Expo Questions

I spent a chunk of today working the Google Earth and SketchUp booth at Macworld in San Francisco. It is very exhilarating to see first hand how much fun users have using our product. I thought I would answer some of the cross-platform questions I kept hearing at Macworld in hopes that it might improve your Google Earth experience:

Q: Can I create multiple point route driving directions in Google Earth?
A: As you may know, Google Maps recently enabled this very handy feature. While Google Earth does not exactly support this functionality, you can approximate it by creating driving directions, saving them to My Places and repeat. You can drag and drop these sets of driving directions into a folder and give this folder a meaningful name (e.g. "My Trip on the Oregon Coast"). Learn more about driving directions and places.

Q: Does Google Earth Pro provide better quality imagery?
A: No, all versions of Google Earth use the same imagery except Google Earth EC. However, you can explore different imagery using the WMS feature or by importing your own imagery as an image overlay.

Q: When I search for the address of my house, the result appears in the wrong location. How can I give directions to my place if this is the case?
A: This error can occur for a variety of reasons. For example. when you search for an address in Google Earth or Maps, these services show you the approximate location of your house based on known block numbers of street. This sometimes results in a depiction of an address that is not quite right.

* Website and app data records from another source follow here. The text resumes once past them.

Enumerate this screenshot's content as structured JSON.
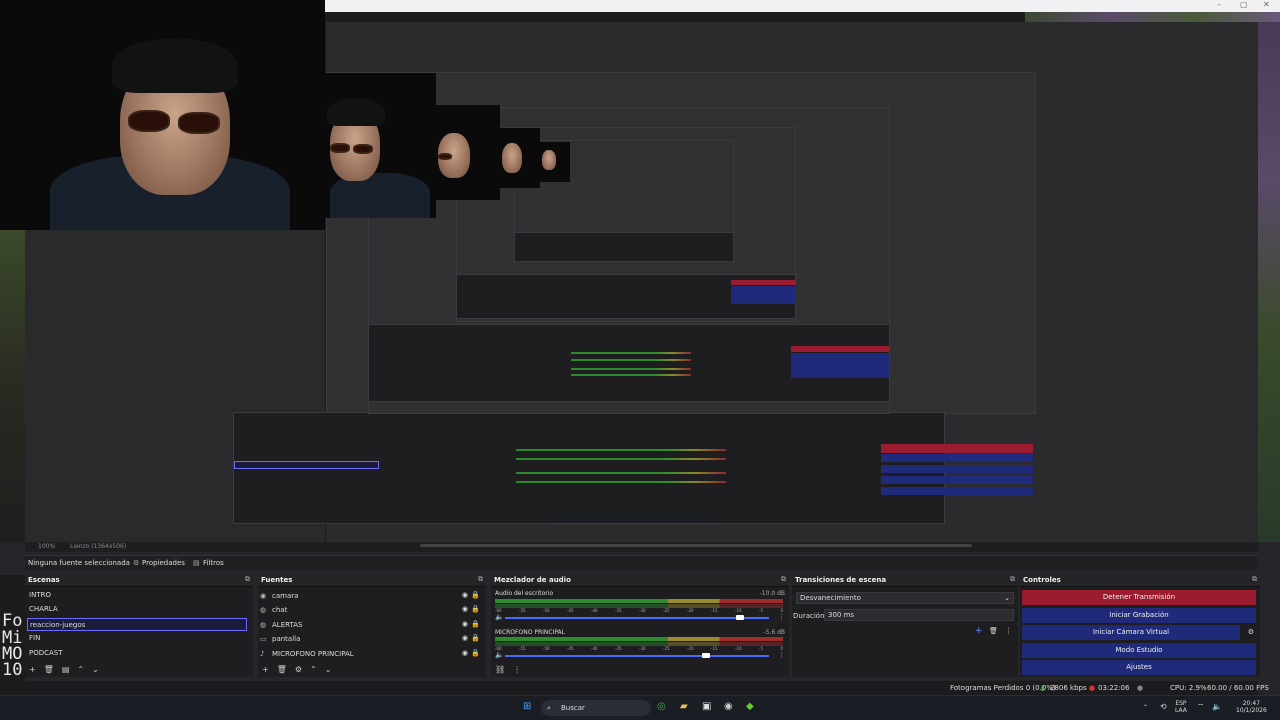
{
  "browser": {
    "controls": [
      "–",
      "▢",
      "✕"
    ]
  },
  "zoombar": {
    "zoom": "100%",
    "canvas": "Lienzo (1364x506)"
  },
  "selection": {
    "no_source": "Ninguna fuente seleccionada",
    "properties": "Propiedades",
    "filters": "Filtros"
  },
  "scenes": {
    "title": "Escenas",
    "items": [
      "INTRO",
      "CHARLA",
      "reaccion-juegos",
      "FIN",
      "PODCAST"
    ],
    "selected": "reaccion-juegos"
  },
  "sources": {
    "title": "Fuentes",
    "items": [
      {
        "icon": "camera-icon",
        "glyph": "◉",
        "label": "camara"
      },
      {
        "icon": "browser-icon",
        "glyph": "◍",
        "label": "chat"
      },
      {
        "icon": "browser-icon",
        "glyph": "◍",
        "label": "ALERTAS"
      },
      {
        "icon": "display-icon",
        "glyph": "▭",
        "label": "pantalla"
      },
      {
        "icon": "mic-icon",
        "glyph": "♪",
        "label": "MICROFONO PRINCIPAL"
      }
    ]
  },
  "mixer": {
    "title": "Mezclador de audio",
    "channels": [
      {
        "name": "Audio del escritorio",
        "db": "-10.0 dB",
        "volume": 0.89
      },
      {
        "name": "MICROFONO PRINCIPAL",
        "db": "-5.6 dB",
        "volume": 0.76
      }
    ],
    "scale": [
      "-60",
      "-55",
      "-50",
      "-45",
      "-40",
      "-35",
      "-30",
      "-25",
      "-20",
      "-15",
      "-10",
      "-5",
      "0"
    ]
  },
  "transitions": {
    "title": "Transiciones de escena",
    "selected": "Desvanecimiento",
    "duration_label": "Duración",
    "duration_value": "300 ms"
  },
  "controls": {
    "title": "Controles",
    "buttons": [
      {
        "label": "Detener Transmisión",
        "style": "red"
      },
      {
        "label": "Iniciar Grabación",
        "style": "blue"
      },
      {
        "label": "Iniciar Cámara Virtual",
        "style": "blue"
      },
      {
        "label": "Modo Estudio",
        "style": "blue"
      },
      {
        "label": "Ajustes",
        "style": "blue"
      }
    ]
  },
  "status": {
    "dropped": "Fotogramas Perdidos 0 (0.0%)",
    "bitrate": "2806 kbps",
    "time": "03:22:06",
    "cpu": "CPU: 2.9%",
    "fps": "60.00 / 60.00 FPS"
  },
  "taskbar": {
    "search": "Buscar",
    "lang": "ESP",
    "lang2": "LAA",
    "clock": "20:47",
    "date": "10/1/2026"
  },
  "minecraft": {
    "lines": [
      "Fo",
      "Mi",
      "MO",
      "10"
    ]
  }
}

One workaround is to put a placemark on the location of the house in Google Earth and create directions to this location or simply share this placemark. If you want to provide directions in Google Maps:
  1. Create a placemark at your home.
  2. Copy the the latitude and longitude coordinates from the New dialog box.
  3. Paste these coordinates in the Google Maps Search Maps field.
  4. Click Search Maps. Google Maps displays a map with an icon for this location which you can use to create directions.
Any other questions? Please let me know!

Tuesday, January 09, 2007

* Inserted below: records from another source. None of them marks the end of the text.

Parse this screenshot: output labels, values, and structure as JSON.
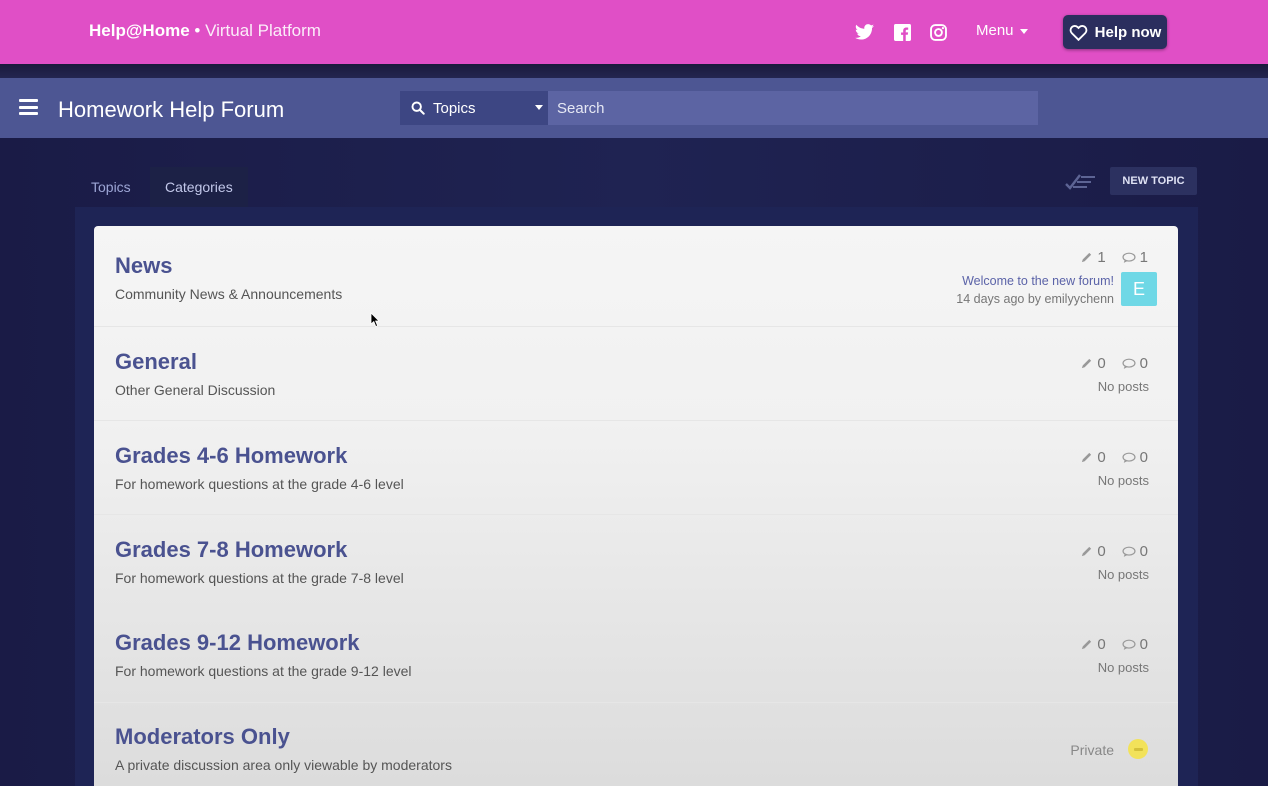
{
  "brand": {
    "name": "Help@Home",
    "separator": " • ",
    "subtitle": "Virtual Platform"
  },
  "top_nav": {
    "social_icons": [
      "twitter-icon",
      "facebook-icon",
      "instagram-icon"
    ],
    "menu_label": "Menu",
    "help_label": "Help now",
    "accent": "#e04fc6"
  },
  "forum": {
    "title": "Homework Help Forum",
    "scope_label": "Topics",
    "search_placeholder": "Search"
  },
  "tabs": {
    "topics": "Topics",
    "categories": "Categories"
  },
  "new_topic_label": "NEW TOPIC",
  "categories": [
    {
      "title": "News",
      "description": "Community News & Announcements",
      "topics": "1",
      "posts": "1",
      "latest_title": "Welcome to the new forum!",
      "latest_meta": "14 days ago by emilyychenn",
      "avatar_letter": "E"
    },
    {
      "title": "General",
      "description": "Other General Discussion",
      "topics": "0",
      "posts": "0",
      "status": "No posts"
    },
    {
      "title": "Grades 4-6 Homework",
      "description": "For homework questions at the grade 4-6 level",
      "topics": "0",
      "posts": "0",
      "status": "No posts"
    },
    {
      "title": "Grades 7-8 Homework",
      "description": "For homework questions at the grade 7-8 level",
      "topics": "0",
      "posts": "0",
      "status": "No posts"
    },
    {
      "title": "Grades 9-12 Homework",
      "description": "For homework questions at the grade 9-12 level",
      "topics": "0",
      "posts": "0",
      "status": "No posts"
    },
    {
      "title": "Moderators Only",
      "description": "A private discussion area only viewable by moderators",
      "status": "Private"
    }
  ]
}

Realtime GPS Tracking

If you have a compatible GPS device, recent versions of Google Earth Plus and Pro allow you to track your movements as they occur. For example, you could track your travel progress in a plane or in a car with a GPS device connected to portable computer with Google Earth. Of course, imagery in Google Earth depends on an Internet connection. As a workaround, Frank Taylor of Google Earth suggests that you cache your imagery of your route before departing. Learn more about caching.

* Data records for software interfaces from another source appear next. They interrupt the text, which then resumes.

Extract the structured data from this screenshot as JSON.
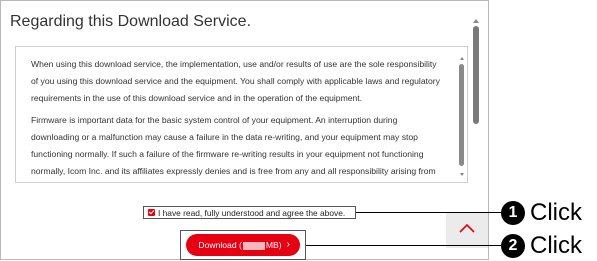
{
  "panel": {
    "title": "Regarding this Download Service."
  },
  "terms": {
    "paragraphs": [
      "When using this download service, the implementation, use and/or results of use are the sole responsibility of you using this download service and the equipment. You shall comply with applicable laws and regulatory requirements in the use of this download service and in the operation of the equipment.",
      "Firmware is important data for the basic system control of your equipment. An interruption during downloading or a malfunction may cause a failure in the data re-writing, and your equipment may stop functioning normally. If such a failure of the firmware re-writing results in your equipment not functioning normally, Icom Inc. and its affiliates expressly denies and is free from any and all responsibility arising from"
    ]
  },
  "agreement": {
    "checked": true,
    "label": "I have read, fully understood and agree the above."
  },
  "download_button": {
    "prefix": "Download (",
    "suffix": "MB)",
    "arrow": "›"
  },
  "callouts": [
    {
      "badge": "1",
      "label": "Click"
    },
    {
      "badge": "2",
      "label": "Click"
    }
  ],
  "colors": {
    "accent_red": "#e60012",
    "scroll_top_bg": "#ebebeb"
  },
  "icons": {
    "scroll_top": "chevron-up-icon",
    "checkbox": "checkbox-checked-icon"
  }
}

Like the time slider, it will be interesting to watch how Google Earth users apply this feature. I can envision live blogs of treks that use network links that describe interesting journeys that individuals embark upon.

Learn more about realtime GPS tracking.

Wednesday, January 03, 2007

Geographic Web Layer FAQ

As promised, I posted a new FAQ that describes how you can use and publish to the Geographic Web layer of Google Earth. This document describes how to make Wikipedia articles appear in this layer, details about Panoramio photos and more.

Please use the comment feature of this blog to provide feedback on this document.

Learn more about using layers.

Tuesday, January 02, 2007

Tracking Snowshoe Tracks

On New Year's Eve, several friends joined me for an unusual celebration of the year's end. After dark, we strapped on snowshoes and made our way up the side of a mountain near Donner Summit in California. Using mountain bike lights and the abundant moonlight, we found our way to a splendid view of Donner Lake and the surrounding Sierra.

Of course, being a GPS geek, I tracked our trek with my new Christmas gift: a Garmin 60CSx device. I wanted to view our route in Google Earth. The resulting track ended up being much more informative than I anticipated. As we climbed, we tried to find the famous train tunnel that cuts into this mountain side. Alas, due to visibility and some navigation confusion, we never ended up finding the tunnel.

Upon our return home, I downloaded the track into Google Earth. I immediately saw the train tunnel and using the measuring tool, I determined that we were only ~350' from the tunnel! It was hidden just behind an incline that kept it out of sight.

As an outdoor enthusiast, I absolutely love how Google Earth can help me scope out terrain that I explore on bike, foot or snowshoe.